── DATA PROVIDED

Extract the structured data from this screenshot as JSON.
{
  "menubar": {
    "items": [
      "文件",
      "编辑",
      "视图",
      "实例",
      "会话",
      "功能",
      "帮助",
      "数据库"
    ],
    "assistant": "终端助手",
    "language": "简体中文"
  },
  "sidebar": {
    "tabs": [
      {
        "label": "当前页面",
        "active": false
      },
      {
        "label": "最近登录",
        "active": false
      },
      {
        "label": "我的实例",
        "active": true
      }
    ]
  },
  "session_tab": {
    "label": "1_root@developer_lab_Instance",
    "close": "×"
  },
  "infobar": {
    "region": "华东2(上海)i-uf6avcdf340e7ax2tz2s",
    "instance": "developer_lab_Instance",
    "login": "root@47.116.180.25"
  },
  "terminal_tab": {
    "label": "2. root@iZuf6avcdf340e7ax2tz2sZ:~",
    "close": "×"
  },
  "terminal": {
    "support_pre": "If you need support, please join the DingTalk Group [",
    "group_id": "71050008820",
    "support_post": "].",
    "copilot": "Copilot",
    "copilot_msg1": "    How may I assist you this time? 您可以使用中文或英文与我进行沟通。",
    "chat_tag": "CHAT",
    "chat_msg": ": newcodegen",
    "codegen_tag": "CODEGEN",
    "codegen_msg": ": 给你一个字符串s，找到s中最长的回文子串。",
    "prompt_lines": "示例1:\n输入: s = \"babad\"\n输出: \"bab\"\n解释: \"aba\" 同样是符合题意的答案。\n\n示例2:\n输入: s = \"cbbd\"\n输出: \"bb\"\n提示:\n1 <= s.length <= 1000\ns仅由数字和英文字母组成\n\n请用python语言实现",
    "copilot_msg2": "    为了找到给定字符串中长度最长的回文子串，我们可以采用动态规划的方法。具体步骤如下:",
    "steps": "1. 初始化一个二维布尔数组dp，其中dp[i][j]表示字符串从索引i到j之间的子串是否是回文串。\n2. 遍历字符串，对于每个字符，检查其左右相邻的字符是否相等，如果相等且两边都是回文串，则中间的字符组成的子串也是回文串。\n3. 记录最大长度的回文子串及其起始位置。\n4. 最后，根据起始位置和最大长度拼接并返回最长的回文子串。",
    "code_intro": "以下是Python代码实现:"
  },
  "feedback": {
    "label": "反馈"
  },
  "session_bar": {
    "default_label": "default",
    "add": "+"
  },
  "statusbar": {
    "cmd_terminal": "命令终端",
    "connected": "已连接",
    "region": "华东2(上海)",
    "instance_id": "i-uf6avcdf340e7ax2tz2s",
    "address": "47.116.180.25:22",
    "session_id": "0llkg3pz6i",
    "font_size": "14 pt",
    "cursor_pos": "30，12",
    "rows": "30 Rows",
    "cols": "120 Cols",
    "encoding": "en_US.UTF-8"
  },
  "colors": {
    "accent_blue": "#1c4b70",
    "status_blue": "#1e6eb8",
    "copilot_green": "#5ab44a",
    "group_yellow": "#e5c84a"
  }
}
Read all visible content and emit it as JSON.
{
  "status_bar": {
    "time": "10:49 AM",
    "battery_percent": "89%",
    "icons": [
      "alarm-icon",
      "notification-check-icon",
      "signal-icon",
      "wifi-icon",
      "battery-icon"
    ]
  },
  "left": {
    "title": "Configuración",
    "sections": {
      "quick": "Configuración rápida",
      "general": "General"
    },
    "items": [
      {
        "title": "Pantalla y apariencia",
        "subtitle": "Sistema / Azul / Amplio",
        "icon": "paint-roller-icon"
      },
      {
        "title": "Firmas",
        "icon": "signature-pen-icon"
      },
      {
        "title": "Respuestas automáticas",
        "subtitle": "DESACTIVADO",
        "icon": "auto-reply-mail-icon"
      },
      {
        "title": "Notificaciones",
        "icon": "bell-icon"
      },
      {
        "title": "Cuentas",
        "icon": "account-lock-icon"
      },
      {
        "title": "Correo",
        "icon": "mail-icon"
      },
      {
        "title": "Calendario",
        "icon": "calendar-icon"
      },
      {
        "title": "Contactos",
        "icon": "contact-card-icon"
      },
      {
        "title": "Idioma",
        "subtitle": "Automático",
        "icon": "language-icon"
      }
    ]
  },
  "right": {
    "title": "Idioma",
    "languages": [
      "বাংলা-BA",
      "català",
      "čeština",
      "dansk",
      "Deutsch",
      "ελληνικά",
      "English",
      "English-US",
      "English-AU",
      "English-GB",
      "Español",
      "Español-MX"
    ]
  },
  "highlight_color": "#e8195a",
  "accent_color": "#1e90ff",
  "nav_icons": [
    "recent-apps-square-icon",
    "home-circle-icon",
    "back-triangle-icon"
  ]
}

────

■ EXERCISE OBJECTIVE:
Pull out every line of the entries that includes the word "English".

■ RESPONSE BOX:
      "English",
      "English-US",
      "English-AU",
      "English-GB",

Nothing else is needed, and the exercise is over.